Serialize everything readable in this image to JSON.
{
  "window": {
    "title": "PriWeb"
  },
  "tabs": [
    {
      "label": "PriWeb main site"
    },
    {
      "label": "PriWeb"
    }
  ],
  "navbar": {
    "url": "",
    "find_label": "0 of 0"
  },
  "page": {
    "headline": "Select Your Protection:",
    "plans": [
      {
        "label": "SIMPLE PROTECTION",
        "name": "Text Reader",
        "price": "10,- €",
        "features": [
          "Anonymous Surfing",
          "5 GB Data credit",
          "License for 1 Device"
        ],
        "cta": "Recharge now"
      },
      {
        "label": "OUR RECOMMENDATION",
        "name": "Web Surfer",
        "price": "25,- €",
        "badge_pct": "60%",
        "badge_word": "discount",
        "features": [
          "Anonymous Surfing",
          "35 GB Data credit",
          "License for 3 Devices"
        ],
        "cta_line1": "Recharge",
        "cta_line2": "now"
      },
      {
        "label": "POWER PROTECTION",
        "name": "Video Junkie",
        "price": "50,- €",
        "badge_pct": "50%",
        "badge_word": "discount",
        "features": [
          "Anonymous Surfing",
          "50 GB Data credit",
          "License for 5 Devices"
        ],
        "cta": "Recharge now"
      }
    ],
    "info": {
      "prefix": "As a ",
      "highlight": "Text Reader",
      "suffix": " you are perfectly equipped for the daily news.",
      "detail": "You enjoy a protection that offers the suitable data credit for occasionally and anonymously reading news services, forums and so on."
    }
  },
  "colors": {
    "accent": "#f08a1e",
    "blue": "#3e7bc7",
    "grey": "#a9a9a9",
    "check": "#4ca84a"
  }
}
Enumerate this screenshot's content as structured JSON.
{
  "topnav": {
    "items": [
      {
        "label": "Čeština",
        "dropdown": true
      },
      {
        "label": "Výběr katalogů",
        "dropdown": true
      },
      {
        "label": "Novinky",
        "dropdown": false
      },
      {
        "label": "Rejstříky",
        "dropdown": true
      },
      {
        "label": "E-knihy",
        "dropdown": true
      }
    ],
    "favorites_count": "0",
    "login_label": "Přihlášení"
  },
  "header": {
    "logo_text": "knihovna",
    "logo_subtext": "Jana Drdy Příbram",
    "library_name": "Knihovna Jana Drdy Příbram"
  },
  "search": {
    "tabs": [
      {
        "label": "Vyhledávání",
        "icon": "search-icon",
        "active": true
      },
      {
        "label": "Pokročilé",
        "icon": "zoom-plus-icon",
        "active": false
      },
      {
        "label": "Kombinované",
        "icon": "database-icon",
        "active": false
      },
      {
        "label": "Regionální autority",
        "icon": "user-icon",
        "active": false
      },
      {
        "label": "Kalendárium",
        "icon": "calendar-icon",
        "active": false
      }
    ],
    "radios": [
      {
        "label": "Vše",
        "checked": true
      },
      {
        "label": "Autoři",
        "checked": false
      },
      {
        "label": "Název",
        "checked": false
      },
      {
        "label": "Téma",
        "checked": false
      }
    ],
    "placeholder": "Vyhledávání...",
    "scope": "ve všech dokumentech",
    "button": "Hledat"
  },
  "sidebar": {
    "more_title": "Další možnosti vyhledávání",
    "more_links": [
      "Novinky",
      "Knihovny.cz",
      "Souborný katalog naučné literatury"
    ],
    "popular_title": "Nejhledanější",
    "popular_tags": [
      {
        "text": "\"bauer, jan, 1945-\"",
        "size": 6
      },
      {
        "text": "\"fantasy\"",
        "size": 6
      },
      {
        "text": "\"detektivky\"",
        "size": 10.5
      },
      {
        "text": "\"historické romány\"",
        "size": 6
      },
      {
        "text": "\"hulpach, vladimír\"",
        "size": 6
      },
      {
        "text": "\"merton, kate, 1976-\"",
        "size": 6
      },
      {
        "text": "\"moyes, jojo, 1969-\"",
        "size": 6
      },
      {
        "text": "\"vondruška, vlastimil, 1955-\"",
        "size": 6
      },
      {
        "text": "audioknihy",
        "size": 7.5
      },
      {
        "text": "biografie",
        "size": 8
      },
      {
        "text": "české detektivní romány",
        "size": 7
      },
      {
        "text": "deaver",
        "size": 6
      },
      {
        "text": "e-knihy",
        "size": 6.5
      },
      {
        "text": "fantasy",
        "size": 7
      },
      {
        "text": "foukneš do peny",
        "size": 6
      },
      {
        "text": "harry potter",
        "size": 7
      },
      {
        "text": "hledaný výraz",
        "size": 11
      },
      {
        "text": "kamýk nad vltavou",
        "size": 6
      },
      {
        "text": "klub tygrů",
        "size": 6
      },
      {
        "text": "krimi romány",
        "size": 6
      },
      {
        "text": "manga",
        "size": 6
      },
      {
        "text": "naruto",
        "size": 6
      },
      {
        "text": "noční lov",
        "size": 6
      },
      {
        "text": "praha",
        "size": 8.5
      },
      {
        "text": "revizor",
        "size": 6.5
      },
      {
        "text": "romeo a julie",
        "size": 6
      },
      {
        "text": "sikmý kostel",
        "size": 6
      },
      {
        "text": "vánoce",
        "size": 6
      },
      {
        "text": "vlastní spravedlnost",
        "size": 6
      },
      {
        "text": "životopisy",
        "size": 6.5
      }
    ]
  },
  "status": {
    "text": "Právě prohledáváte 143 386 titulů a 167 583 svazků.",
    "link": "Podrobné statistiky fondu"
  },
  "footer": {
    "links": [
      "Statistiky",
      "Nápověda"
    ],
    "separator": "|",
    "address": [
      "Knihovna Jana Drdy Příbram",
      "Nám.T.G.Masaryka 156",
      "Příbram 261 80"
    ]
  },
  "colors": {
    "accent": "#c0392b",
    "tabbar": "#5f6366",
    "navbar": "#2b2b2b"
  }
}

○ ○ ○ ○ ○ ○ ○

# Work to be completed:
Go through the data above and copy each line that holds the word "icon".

# Solution:
        "icon": "search-icon",
        "icon": "zoom-plus-icon",
        "icon": "database-icon",
        "icon": "user-icon",
        "icon": "calendar-icon",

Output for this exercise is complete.